PROBLEM DETAILS
Please give the data again in full, exactly as it reads.

DATA FOR THIS TASK
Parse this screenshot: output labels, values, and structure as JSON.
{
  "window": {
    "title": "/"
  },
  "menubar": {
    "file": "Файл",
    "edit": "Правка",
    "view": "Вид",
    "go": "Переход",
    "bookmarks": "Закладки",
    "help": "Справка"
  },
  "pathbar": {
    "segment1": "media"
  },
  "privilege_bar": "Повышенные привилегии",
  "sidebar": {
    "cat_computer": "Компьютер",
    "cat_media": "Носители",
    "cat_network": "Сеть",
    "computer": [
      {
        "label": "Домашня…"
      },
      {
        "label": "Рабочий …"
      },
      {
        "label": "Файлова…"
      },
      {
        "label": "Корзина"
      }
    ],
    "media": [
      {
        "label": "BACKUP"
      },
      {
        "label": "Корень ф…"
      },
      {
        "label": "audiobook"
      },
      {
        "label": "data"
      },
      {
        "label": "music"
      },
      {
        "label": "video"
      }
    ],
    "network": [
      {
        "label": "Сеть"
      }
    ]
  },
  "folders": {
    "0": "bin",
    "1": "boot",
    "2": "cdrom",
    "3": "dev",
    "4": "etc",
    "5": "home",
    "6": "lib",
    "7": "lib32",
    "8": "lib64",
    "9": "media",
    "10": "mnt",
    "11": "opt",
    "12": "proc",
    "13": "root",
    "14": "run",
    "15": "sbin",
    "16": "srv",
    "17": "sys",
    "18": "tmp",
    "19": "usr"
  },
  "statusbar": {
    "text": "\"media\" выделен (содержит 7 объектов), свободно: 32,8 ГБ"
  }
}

RESPONSE TO THIS EXERCISE
Parse this screenshot: output labels, values, and structure as JSON.
{
  "window": {
    "title": "/"
  },
  "menubar": {
    "file": "Файл",
    "edit": "Правка",
    "view": "Вид",
    "go": "Переход",
    "bookmarks": "Закладки",
    "help": "Справка"
  },
  "pathbar": {
    "segment1": "media"
  },
  "privilege_bar": "Повышенные привилегии",
  "sidebar": {
    "cat_computer": "Компьютер",
    "cat_media": "Носители",
    "cat_network": "Сеть",
    "computer": [
      {
        "label": "Домашня…"
      },
      {
        "label": "Рабочий …"
      },
      {
        "label": "Файлова…"
      },
      {
        "label": "Корзина"
      }
    ],
    "media": [
      {
        "label": "BACKUP"
      },
      {
        "label": "Корень ф…"
      },
      {
        "label": "audiobook"
      },
      {
        "label": "data"
      },
      {
        "label": "music"
      },
      {
        "label": "video"
      }
    ],
    "network": [
      {
        "label": "Сеть"
      }
    ]
  },
  "folders": {
    "0": "bin",
    "1": "boot",
    "2": "cdrom",
    "3": "dev",
    "4": "etc",
    "5": "home",
    "6": "lib",
    "7": "lib32",
    "8": "lib64",
    "9": "media",
    "10": "mnt",
    "11": "opt",
    "12": "proc",
    "13": "root",
    "14": "run",
    "15": "sbin",
    "16": "srv",
    "17": "sys",
    "18": "tmp",
    "19": "usr"
  },
  "statusbar": {
    "text": "\"media\" выделен (содержит 7 объектов), свободно: 32,8 ГБ"
  }
}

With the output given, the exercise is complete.